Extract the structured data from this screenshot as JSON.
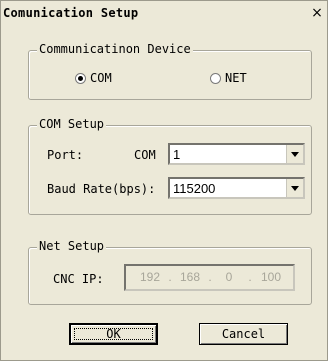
{
  "window": {
    "title": "Comunication Setup",
    "close_symbol": "×"
  },
  "device_group": {
    "title": "Communicatinon Device",
    "options": [
      {
        "label": "COM",
        "selected": true
      },
      {
        "label": "NET",
        "selected": false
      }
    ]
  },
  "com_group": {
    "title": "COM Setup",
    "port_label": "Port:",
    "port_prefix": "COM",
    "port_value": "1",
    "baud_label": "Baud Rate(bps):",
    "baud_value": "115200"
  },
  "net_group": {
    "title": "Net Setup",
    "ip_label": "CNC IP:",
    "ip_octets": [
      "192",
      "168",
      "0",
      "100"
    ],
    "ip_separator": "."
  },
  "buttons": {
    "ok": "OK",
    "cancel": "Cancel"
  }
}
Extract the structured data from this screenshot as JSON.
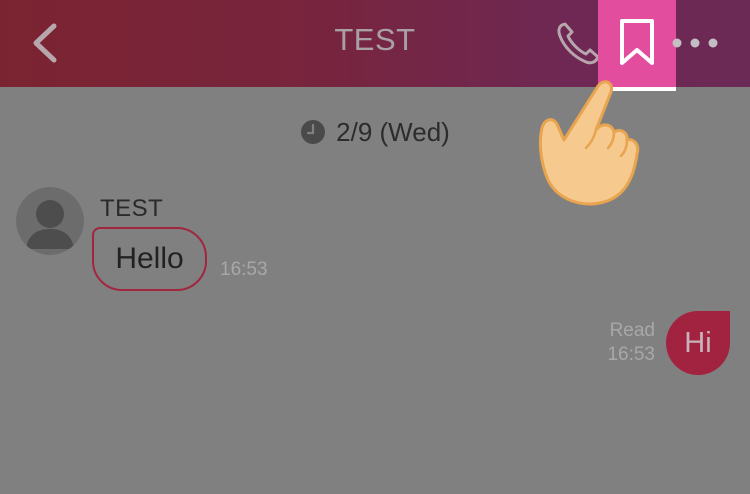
{
  "header": {
    "title": "TEST",
    "icons": {
      "back": "chevron-left-icon",
      "phone": "phone-icon",
      "bookmark": "bookmark-icon",
      "more": "more-dots-icon"
    },
    "highlight_color": "#e24d9e"
  },
  "chat": {
    "date": "2/9 (Wed)",
    "incoming": {
      "sender": "TEST",
      "text": "Hello",
      "time": "16:53"
    },
    "outgoing": {
      "text": "Hi",
      "status": "Read",
      "time": "16:53"
    }
  },
  "colors": {
    "header_start": "#7b2431",
    "header_end": "#6b2955",
    "accent": "#a12340",
    "background": "#808080"
  }
}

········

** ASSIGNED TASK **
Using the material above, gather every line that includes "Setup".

** REPLY TO THE EXERCISE **
    "title": "Comunication Setup",
    "title": "COM Setup",
    "title": "Net Setup",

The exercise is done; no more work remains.